There’s an age-old philosophical debate that goes something like, “If a tree falls in the woods and there’s no one there to hear it, does it make any sound?” Well of course it does. A tree makes all kinds of noises when it falls down. Crash, bang, wallop. Everyone knows that. They had some serious bloody dumbasses in those days.
And besides, as I like to think of myself as a more contemporary business-to-business marketing thinker, I prefer my own more contemporary take on that particular debate… “If you think you’re an eminently and intrinsically good person to know and be with, but all your colleagues think you’re a complete and utter twat, what are you? A great guy, or a twat?” I think you’ll agree that my version is worthy of a little more due consideration.
One thing is certainly true, we don’t (I hope) spend an awful lot of time in our personal lives circulating amongst friends, family, colleagues and indeed relative strangers, asking at every available opportunity whether or not the other party to the conversation thinks we’re a twat. And that, for the avoidance of doubt, is a good thing.
In business, however, it is a terribly bad thing. Because your business – your brand – is built and maintained if not exclusively, then certainly in large part, on your corporate ‘reputation’. In other words, whether or not customers think you’re a twat.
So when trying to build upon and enhance the reputation of your brand, it makes all kinds of sense to gather opinions from all the audiences for the brand that you consider important to its current and future wellbeing.

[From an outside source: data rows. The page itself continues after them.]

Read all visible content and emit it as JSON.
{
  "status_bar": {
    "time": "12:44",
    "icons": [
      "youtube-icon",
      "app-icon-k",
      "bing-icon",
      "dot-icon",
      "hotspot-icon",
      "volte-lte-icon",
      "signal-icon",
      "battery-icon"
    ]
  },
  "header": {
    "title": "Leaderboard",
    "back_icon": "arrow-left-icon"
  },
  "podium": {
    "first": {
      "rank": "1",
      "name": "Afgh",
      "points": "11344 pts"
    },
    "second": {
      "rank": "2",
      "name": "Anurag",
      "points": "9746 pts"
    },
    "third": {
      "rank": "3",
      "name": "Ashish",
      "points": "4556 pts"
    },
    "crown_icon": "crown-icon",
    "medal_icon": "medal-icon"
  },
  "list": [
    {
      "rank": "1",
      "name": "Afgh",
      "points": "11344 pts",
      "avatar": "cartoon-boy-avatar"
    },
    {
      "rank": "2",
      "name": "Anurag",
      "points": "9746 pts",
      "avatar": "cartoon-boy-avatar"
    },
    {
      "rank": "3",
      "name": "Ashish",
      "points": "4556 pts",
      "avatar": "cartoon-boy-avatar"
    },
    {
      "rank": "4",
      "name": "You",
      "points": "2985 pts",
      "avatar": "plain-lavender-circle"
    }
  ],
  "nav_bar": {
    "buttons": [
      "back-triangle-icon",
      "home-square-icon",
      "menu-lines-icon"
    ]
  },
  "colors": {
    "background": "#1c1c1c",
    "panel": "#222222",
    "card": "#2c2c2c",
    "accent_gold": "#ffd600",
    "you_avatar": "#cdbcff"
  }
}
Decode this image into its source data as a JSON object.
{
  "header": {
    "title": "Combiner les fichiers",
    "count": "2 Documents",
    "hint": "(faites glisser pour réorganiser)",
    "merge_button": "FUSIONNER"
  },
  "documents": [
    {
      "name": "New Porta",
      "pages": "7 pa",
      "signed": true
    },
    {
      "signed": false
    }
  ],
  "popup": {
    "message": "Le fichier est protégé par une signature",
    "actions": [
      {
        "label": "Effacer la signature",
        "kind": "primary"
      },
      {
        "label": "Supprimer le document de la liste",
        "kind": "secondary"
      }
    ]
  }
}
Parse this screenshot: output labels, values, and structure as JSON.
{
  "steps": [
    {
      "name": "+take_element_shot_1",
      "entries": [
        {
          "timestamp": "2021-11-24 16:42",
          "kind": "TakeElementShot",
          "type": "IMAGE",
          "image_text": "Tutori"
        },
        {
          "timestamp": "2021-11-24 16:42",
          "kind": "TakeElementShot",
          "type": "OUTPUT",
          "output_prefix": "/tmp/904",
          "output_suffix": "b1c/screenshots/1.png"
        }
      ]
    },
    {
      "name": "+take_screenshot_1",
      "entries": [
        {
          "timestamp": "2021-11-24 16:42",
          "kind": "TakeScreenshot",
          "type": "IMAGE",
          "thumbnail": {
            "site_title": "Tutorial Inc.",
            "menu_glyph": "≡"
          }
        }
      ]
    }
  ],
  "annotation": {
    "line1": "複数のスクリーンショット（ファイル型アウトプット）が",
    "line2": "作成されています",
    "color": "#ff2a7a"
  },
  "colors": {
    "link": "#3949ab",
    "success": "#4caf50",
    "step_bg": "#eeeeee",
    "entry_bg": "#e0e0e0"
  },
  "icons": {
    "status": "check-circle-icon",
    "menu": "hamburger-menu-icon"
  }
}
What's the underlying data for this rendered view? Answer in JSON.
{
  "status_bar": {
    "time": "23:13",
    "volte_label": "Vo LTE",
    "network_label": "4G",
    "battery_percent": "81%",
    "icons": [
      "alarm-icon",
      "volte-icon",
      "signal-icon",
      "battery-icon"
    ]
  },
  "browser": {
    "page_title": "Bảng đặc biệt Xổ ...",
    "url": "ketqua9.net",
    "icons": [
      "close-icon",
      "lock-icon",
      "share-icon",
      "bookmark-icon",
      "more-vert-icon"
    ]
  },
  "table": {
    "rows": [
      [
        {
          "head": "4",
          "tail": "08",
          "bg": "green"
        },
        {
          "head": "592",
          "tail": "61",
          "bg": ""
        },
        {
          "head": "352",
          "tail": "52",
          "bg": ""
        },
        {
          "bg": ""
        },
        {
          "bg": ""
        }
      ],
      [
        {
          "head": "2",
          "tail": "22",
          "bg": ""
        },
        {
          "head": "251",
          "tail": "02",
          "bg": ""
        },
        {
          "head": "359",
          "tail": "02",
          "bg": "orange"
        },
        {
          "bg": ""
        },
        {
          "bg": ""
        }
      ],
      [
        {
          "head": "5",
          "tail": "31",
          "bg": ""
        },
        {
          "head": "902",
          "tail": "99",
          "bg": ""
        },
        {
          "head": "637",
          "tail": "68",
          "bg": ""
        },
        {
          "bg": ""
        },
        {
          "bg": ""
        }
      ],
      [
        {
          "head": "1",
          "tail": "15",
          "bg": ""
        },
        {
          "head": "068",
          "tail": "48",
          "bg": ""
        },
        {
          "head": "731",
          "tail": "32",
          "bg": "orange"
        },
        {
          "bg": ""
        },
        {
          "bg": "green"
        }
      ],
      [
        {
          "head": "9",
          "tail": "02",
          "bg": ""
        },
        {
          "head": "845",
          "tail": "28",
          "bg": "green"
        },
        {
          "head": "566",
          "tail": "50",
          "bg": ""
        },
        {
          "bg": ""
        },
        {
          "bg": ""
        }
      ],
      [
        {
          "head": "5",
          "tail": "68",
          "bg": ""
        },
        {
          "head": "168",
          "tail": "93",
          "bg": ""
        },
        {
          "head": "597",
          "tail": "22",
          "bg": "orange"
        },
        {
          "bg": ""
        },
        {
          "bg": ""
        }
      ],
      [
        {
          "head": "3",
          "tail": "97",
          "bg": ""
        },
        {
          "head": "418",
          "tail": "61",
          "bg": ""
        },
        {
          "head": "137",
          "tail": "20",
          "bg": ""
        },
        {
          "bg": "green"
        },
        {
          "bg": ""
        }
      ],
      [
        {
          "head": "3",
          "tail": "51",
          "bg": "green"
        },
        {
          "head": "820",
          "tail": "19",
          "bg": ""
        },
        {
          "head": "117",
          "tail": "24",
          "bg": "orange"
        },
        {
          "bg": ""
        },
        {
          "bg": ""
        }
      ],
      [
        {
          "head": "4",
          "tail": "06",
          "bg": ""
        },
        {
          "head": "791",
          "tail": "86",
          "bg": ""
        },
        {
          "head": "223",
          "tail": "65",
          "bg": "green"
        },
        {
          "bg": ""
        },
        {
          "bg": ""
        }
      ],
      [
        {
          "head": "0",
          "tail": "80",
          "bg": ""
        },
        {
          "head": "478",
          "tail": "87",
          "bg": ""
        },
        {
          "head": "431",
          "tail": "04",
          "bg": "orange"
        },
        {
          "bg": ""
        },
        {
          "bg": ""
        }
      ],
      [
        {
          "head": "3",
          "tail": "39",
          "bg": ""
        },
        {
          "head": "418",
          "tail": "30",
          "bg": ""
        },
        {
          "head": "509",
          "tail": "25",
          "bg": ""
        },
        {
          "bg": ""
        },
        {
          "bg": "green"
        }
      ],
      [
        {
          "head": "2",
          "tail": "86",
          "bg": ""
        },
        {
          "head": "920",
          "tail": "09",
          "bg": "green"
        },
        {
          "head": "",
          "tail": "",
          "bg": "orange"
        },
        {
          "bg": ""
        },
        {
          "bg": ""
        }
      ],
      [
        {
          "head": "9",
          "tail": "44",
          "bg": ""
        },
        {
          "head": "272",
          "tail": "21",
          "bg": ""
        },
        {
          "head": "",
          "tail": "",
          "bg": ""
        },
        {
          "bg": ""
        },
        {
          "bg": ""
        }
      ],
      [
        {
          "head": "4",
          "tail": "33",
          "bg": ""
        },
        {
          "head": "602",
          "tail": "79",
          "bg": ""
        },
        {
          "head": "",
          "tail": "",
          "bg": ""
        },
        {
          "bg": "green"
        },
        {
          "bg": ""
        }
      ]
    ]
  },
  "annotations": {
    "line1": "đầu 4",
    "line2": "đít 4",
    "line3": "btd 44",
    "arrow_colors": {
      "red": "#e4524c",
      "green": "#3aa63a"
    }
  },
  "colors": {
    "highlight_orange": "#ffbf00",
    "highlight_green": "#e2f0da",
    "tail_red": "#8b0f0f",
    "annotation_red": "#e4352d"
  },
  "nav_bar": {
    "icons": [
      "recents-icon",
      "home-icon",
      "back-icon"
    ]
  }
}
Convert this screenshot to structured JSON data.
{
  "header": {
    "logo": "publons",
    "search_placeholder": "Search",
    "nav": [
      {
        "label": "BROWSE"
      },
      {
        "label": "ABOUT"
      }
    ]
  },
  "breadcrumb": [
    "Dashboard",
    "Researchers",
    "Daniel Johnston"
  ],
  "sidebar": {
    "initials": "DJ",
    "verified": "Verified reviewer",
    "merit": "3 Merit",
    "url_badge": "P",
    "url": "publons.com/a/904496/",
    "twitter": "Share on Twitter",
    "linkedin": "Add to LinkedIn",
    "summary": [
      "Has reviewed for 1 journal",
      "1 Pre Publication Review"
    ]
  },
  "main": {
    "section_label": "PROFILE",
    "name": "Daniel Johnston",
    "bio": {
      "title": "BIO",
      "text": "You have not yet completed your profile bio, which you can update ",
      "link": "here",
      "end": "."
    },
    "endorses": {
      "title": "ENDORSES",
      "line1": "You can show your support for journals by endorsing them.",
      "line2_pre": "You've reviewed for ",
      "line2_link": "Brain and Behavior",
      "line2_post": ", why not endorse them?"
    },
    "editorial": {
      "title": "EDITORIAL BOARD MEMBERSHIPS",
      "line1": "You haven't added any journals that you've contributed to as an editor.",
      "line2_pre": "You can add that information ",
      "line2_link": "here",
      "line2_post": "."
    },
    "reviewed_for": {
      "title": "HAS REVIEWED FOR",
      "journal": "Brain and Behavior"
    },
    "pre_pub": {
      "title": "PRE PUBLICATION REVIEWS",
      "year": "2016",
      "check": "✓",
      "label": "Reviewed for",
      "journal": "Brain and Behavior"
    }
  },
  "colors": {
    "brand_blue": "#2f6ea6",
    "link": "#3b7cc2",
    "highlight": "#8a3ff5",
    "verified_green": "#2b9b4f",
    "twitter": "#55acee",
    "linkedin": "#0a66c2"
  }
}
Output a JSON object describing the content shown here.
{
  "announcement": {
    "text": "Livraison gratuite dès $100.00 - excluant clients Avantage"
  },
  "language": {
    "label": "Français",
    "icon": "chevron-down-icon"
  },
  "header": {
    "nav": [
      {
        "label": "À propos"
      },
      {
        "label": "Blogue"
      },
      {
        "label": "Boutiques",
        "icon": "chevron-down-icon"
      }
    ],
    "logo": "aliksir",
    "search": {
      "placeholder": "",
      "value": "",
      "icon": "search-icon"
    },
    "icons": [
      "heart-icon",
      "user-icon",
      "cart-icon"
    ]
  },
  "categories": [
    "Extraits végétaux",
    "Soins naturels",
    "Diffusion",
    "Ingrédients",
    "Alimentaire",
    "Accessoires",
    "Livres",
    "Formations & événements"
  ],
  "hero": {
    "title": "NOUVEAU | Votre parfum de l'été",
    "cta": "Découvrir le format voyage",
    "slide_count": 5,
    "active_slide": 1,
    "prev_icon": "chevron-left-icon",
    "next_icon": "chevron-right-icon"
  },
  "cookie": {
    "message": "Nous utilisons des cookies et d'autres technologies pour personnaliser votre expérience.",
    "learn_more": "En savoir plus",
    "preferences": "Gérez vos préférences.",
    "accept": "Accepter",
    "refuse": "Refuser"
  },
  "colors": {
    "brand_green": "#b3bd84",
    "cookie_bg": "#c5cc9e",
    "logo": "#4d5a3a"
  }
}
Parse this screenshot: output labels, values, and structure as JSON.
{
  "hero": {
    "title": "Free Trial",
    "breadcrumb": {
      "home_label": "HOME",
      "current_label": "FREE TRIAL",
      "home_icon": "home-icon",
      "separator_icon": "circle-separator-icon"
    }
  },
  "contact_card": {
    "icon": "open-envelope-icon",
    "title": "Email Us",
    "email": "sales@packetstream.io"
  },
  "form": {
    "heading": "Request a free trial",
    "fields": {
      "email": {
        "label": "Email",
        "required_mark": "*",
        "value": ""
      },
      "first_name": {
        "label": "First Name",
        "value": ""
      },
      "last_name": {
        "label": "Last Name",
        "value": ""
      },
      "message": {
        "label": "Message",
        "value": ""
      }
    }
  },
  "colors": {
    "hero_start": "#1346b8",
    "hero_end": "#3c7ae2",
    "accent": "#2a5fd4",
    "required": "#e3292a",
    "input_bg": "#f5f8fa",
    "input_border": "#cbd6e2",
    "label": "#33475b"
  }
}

The danger at this point, I’ll admit, is that you disappear headlong down a dark, damp and smelly hole called Market Research. The hole has no bottom or sides and, often, has no purpose or meaning. It just costs you a lot of money, you have no real understanding of the outcomes and little way of applying the findings to anything useful on a day-to-day communications basis. That’s not always the case, but that’s the danger.
Well we’ll both be glad to learn that that’s not what I’m talking about.
I’m talking about gathering views that you can rely on to offer a degree of objective opinion in the development of a Brand Strategy.
As part of that strategy, you’ll need to deliver a consistent message that holds meaning and value to your audience (or audiences). Those messages will form the basis of why the audience wants to engage with the brand in the first place, or will continue to associate with it in the future. So you’d better get it right. And you may very well have a clear opinion yourself as to what the message should be and you may very well be right. But… you might also think you’re a really good guy. Twat.
The first staging post is close to home. You should speak to the internal audience for the brand – your employees. If anyone can tell you what the company’s really like, what customers think of the brand and why they buy your products and services, it’s the staff. (They probably won’t want to tell you by the way, but they’d tell us. We know how to ask nicely…).
Your external audiences will likely fall into two camps – customers and prospects. There are others (investors, shareholders, suppliers…) but on the basis that customers and prospective customers make the difference between ‘business’ and ‘unemployment benefit’, they’re the ones to focus on. Or put another way, as I once learnt from Jim Rockford on The Rockford Files, “…always follow the money.”
Questionnaires, focus groups, telephone interviews and one-to-one depth interviews are the typical options here. Methodology is usually down to scale (how many customers do you have?), money and/or timings. Birddog prefers the depth interview approach. There’s nowhere to run, nowhere to hide and if you know what you’re doing, you’ll get the best insight with an interview. Interestingly, you don’t need many opinions to identify the value traits that will be used to support your brand proposition. The cream rises to the surface quickly.
The important thing is that you actually take the time and effort to do the job. Not only will you identify consistency in the perceived areas of value within your business, you’ll have ratified existing beliefs, dispelled distracting side-issues and achieved clarity and focus for your brand message. And you’ll have heard it from the horse’s mouth. You’ll have compared your hunch against the views of the people most important to your future welfare – your customers. There will doubtless be some aspect of ‘yeah, we knew that’, but even if you knew it all (and no one ever does by the way) the power of a ratified message is second to none.
The final Brand Strategy will not only be supported by staff (because their opinions were sought and they were part of the process) but it will contain all the points of interest for the external audiences to encourage them to associate with it. Why wouldn’t they if it reflects their own needs and desires? Unless they’re twats of course…